- TASK DESCRIPTION -
In your copy, drop the images and return each record exactly as it stands.

[Excerpts from an interface dataset]
============================================================
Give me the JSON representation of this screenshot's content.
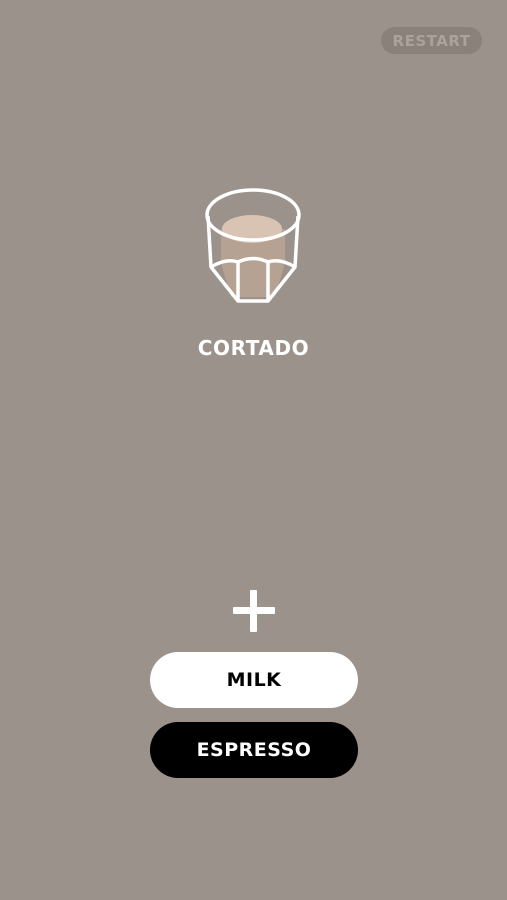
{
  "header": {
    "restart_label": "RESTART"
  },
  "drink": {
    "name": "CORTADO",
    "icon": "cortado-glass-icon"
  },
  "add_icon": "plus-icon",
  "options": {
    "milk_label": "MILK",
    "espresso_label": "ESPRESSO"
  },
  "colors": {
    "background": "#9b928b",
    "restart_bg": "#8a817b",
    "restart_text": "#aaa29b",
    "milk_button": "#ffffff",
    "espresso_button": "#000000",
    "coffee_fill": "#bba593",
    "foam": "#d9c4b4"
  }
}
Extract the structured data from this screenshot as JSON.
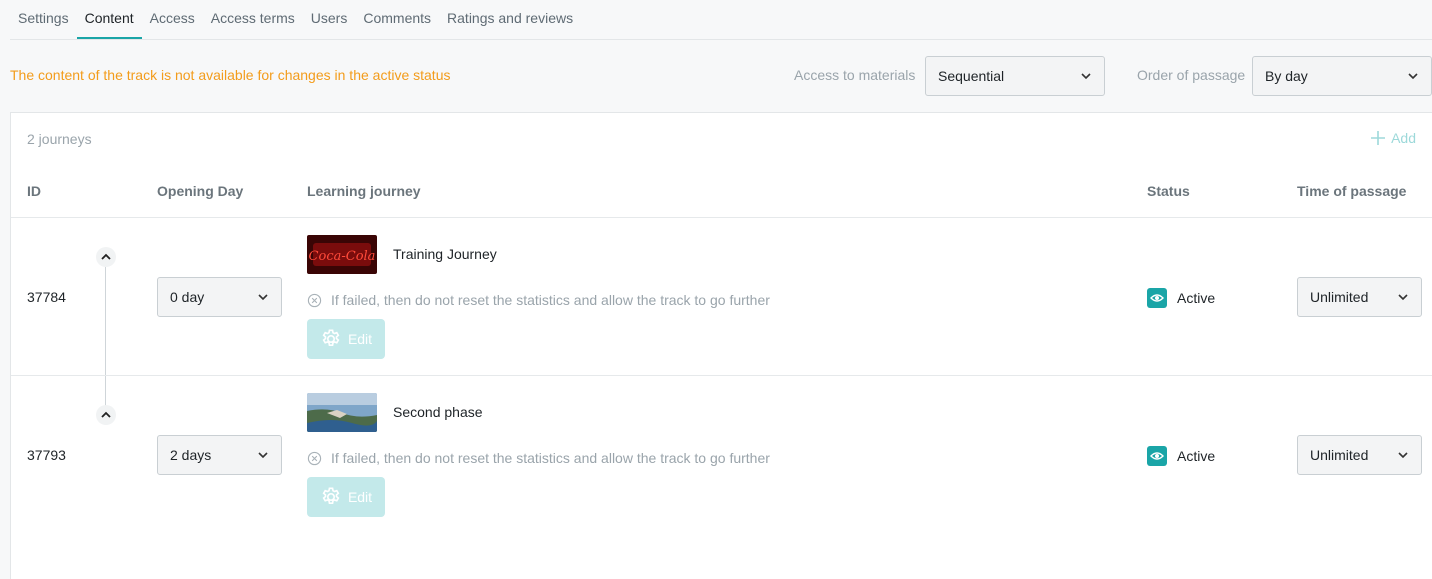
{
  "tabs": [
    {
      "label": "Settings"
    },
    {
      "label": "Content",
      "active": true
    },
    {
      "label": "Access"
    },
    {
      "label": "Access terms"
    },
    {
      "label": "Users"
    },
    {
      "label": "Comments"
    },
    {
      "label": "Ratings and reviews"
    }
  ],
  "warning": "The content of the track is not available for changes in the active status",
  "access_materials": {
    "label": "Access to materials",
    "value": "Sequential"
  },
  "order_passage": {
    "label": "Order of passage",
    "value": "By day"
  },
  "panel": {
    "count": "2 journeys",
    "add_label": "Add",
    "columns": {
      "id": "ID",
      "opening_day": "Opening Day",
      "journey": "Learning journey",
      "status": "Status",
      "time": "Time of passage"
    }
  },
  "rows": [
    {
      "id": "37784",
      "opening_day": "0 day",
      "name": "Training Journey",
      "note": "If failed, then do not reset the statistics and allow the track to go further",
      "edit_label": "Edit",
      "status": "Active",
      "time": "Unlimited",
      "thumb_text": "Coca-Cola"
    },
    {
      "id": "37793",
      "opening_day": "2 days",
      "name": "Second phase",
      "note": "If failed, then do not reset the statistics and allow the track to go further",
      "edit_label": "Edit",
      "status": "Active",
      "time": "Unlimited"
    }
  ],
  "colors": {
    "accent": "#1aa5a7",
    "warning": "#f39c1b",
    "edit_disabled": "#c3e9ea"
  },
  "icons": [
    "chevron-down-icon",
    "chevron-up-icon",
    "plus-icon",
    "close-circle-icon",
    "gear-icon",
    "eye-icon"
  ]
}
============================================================
- SOLUTION TO THIS EXERCISE -
Give me the JSON representation of this screenshot's content.
{
  "header": {
    "restart_label": "RESTART"
  },
  "drink": {
    "name": "CORTADO",
    "icon": "cortado-glass-icon"
  },
  "add_icon": "plus-icon",
  "options": {
    "milk_label": "MILK",
    "espresso_label": "ESPRESSO"
  },
  "colors": {
    "background": "#9b928b",
    "restart_bg": "#8a817b",
    "restart_text": "#aaa29b",
    "milk_button": "#ffffff",
    "espresso_button": "#000000",
    "coffee_fill": "#bba593",
    "foam": "#d9c4b4"
  }
}
Extract the structured data from this screenshot as JSON.
{
  "tabs": [
    {
      "label": "Settings"
    },
    {
      "label": "Content",
      "active": true
    },
    {
      "label": "Access"
    },
    {
      "label": "Access terms"
    },
    {
      "label": "Users"
    },
    {
      "label": "Comments"
    },
    {
      "label": "Ratings and reviews"
    }
  ],
  "warning": "The content of the track is not available for changes in the active status",
  "access_materials": {
    "label": "Access to materials",
    "value": "Sequential"
  },
  "order_passage": {
    "label": "Order of passage",
    "value": "By day"
  },
  "panel": {
    "count": "2 journeys",
    "add_label": "Add",
    "columns": {
      "id": "ID",
      "opening_day": "Opening Day",
      "journey": "Learning journey",
      "status": "Status",
      "time": "Time of passage"
    }
  },
  "rows": [
    {
      "id": "37784",
      "opening_day": "0 day",
      "name": "Training Journey",
      "note": "If failed, then do not reset the statistics and allow the track to go further",
      "edit_label": "Edit",
      "status": "Active",
      "time": "Unlimited",
      "thumb_text": "Coca-Cola"
    },
    {
      "id": "37793",
      "opening_day": "2 days",
      "name": "Second phase",
      "note": "If failed, then do not reset the statistics and allow the track to go further",
      "edit_label": "Edit",
      "status": "Active",
      "time": "Unlimited"
    }
  ],
  "colors": {
    "accent": "#1aa5a7",
    "warning": "#f39c1b",
    "edit_disabled": "#c3e9ea"
  },
  "icons": [
    "chevron-down-icon",
    "chevron-up-icon",
    "plus-icon",
    "close-circle-icon",
    "gear-icon",
    "eye-icon"
  ]
}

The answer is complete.